By: Marci Shatzman
There were two flyovers, one unscheduled during the National Anthem and another with Lynn University on the plane’s wings, as a group assembled under an open tent on the tarmac.
Frank Feiler, who heads the Boca Raton Airport Authority, was intent on keep the groundbreaking for the new building upbeat. “This is 13 years of dreams and hopes and stop paying rent,” he said.
The authority rents space in the Research Park at Florida Atlantic University, just around the corner.
“How happy we are for the airport to move into their own building,” said Councilman Anthony Majhess, who spoke for the city at the event, which took place next to the 1.6 acre site where a one-story office building will go up in the next few months.
But while they’re celebrating, the general aviation transport facility is coping with the impending shutdown of its control tower on April 7, one of 189 airports under federal sequester budget cuts.
The safety issue took on more urgency after the March 15 crash of a Piper Cheyenne turboprop taking off from Fort Lauderdale Executive Airport in the 5300 block of North Powerline Road. Three people on board were killed.
At the Boca Raton Airport Authority’s March 20 meeting in City Council chambers, airport manager Ken Day said his staff has met all the Federal Aviation Administration deadlines so far to “formulate our argument.” Closure would create “an adverse economic impact on the community and the airport serves as a critical diversionary airport for a large hub airport,” he said.
More than 40 percent of the traffic is corporate jets, which share a single runway with small slow planes, Janet Sherr, the airport’s director of landside operations was quoted in the Sun Sentinel coverage on the issue. “The mixing of different fleets” could jeopardize safety, she said.
It’s unclear if corporate jets will continue to use an unprotected airport and choose a more secure airport instead.
“The airport is surrounded by densely populated neighborhoods and business districts. It is also near major commercial airports and in airspace teeming with jet traffic. Boca Raton Airport abuts Interstate 95 north of Glades Road,” the Sun Sentinel’s aviation reporter Ken Kaye said in his March 17 story.
Fearing their control tower will close, the airport “submitted our arguments and supplements from city council and their resolution, and Palm Beach County Commission Mayor Steve Abrams and support from two congressman,” Day said at the meeting. “The FAA will consider all the briefs by March 22 and that date may be extended. There is activity on the hill on this matter.”

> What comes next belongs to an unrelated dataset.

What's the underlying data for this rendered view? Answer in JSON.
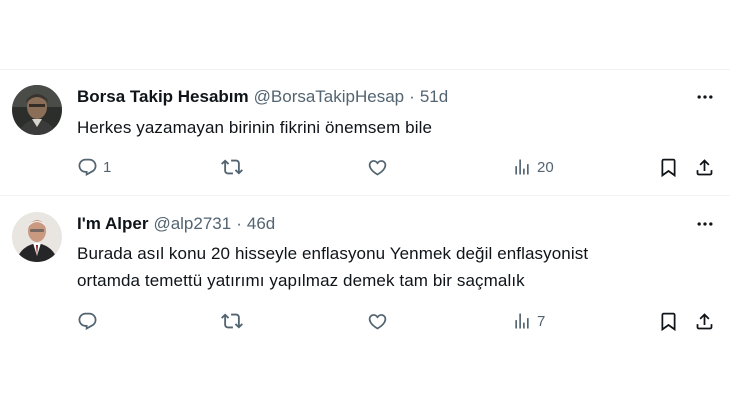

“Thirty people came out and many are writing letters and making phone calls, including the retail and hotel industry and homeowner associations within a 5-mile radius,” Feiler said at the meeting. “I haven’t seen anyone on the other side. Harrison Ford appeared on TV and was very vocal and thousands of stories have been written all over the country. Now it’s up to the people in D.C.”
Authority member Dave Freudenberg wanted to see “a plan B or C in case Congress doesn’t act by April 6 or 7,” he said at the meeting. “I don’t want to see us suddenly see our tower closed.”

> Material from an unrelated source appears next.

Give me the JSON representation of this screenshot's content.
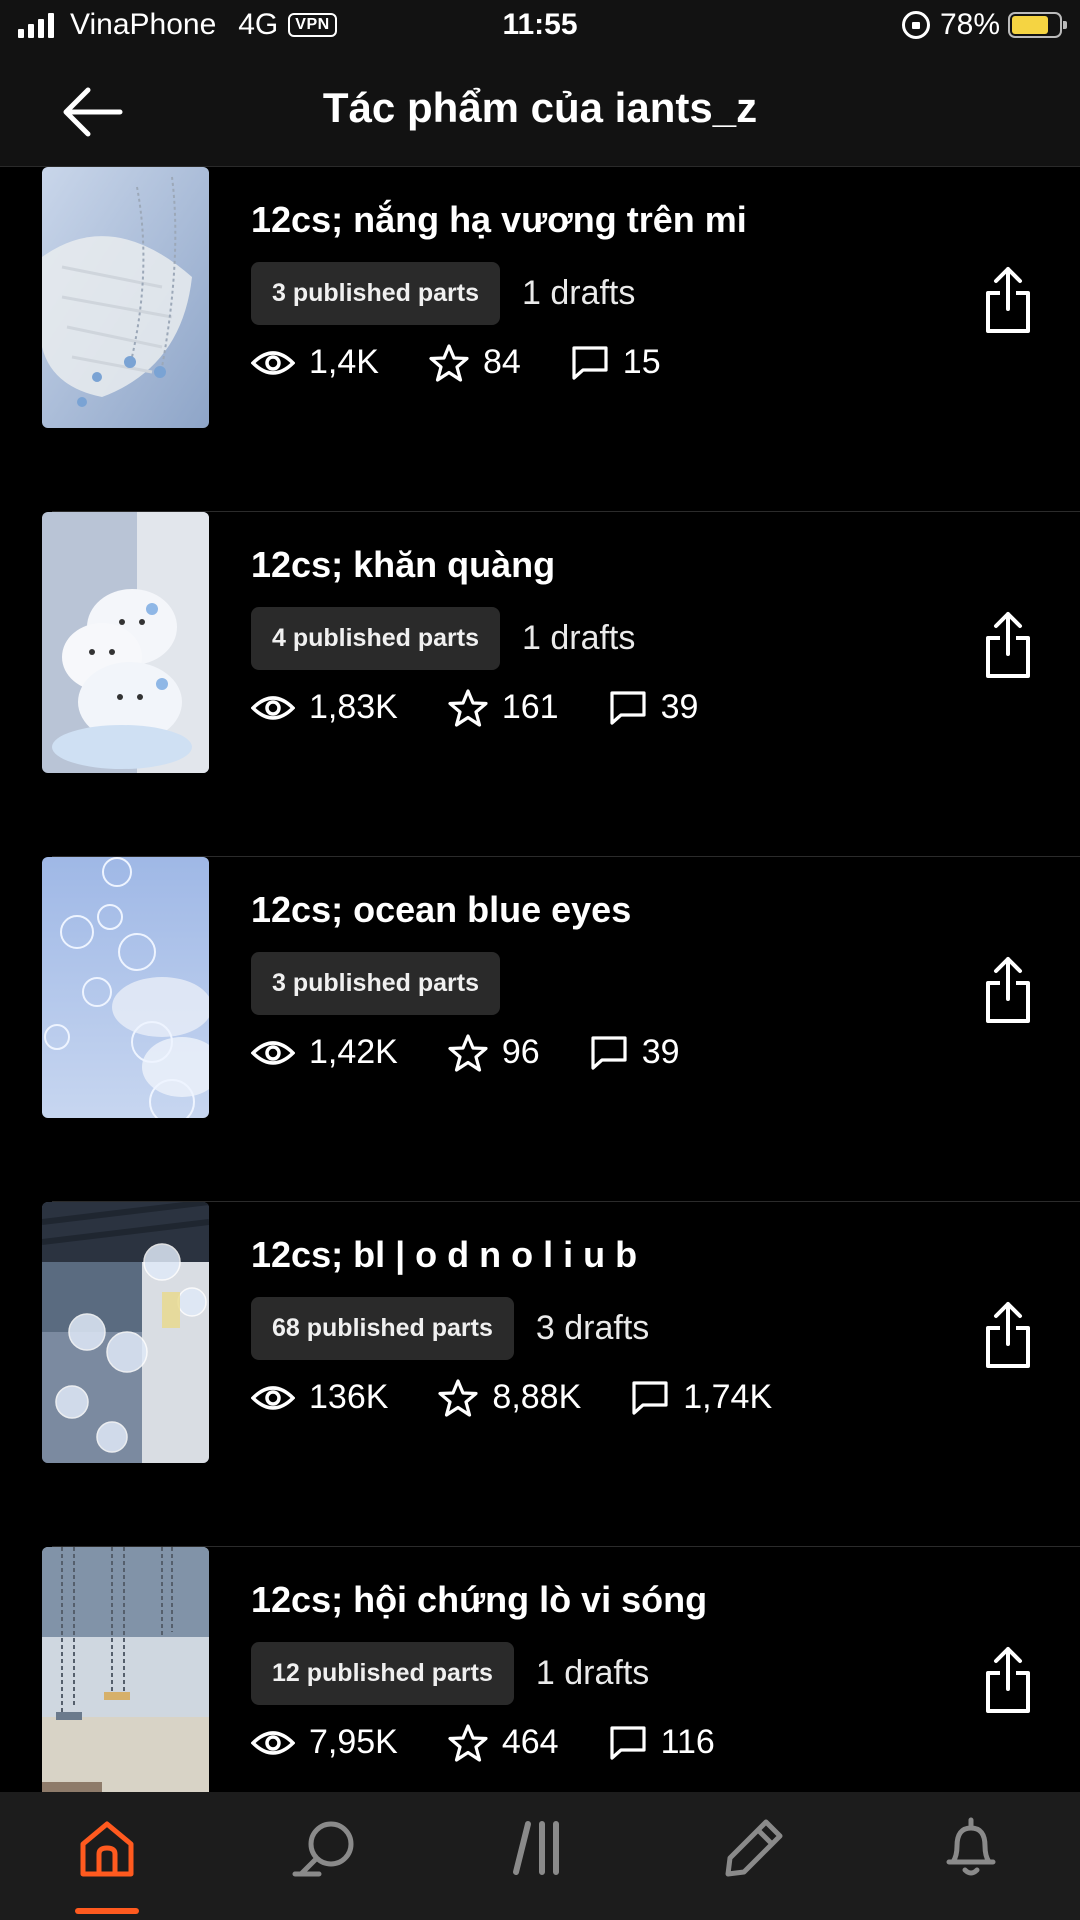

Feiler said Day has prepared for contingencies, but there was no discussion of other funding for the control tower. The authority could hold another emergency meeting before the April 7 shutdown date, Feiler said.

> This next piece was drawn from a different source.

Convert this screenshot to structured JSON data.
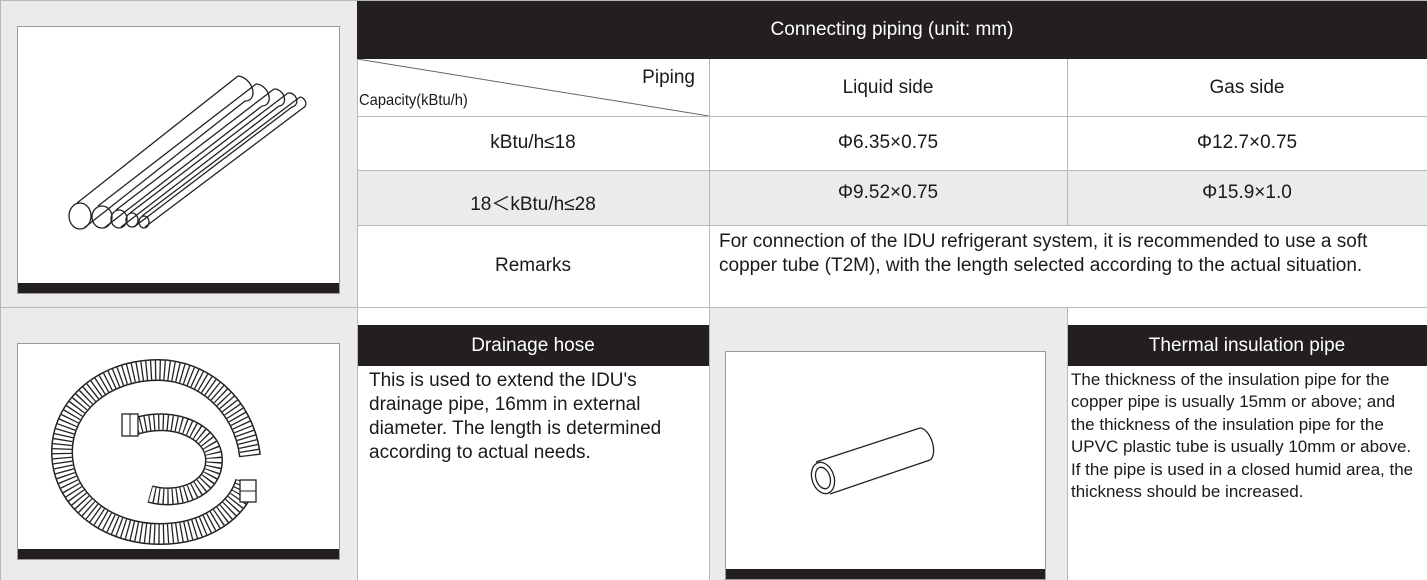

The new building will go up in phases, with utilities going in about three months from now and then a 2,500-square-foot building, said Pete Ricondo of Aviation Consultants. The building will have administrative offices, a conference and break rooms, support service and meeting rooms.
“We’ve laid it out so it can expand another 2,000 square feet,” he said.
“This is a happy occasion, vs. the struggles, but I have every confidence the tower will remain open,” Abrams said at the ceremony.
Local singer Kendra Fulmer sang “The Star Spangled Banner” as a private jet took off. Lynn University has a flight school at the airport and that flyover later was scheduled.
Before the ceremony, people were still talking about debris hitting their homes after a Learjet and an Extra 300S aerobatic planes collided about 3 miles from Boca Raton Airport in June 2000. Three crew on the Learjet and the pilot of the Extra were killed.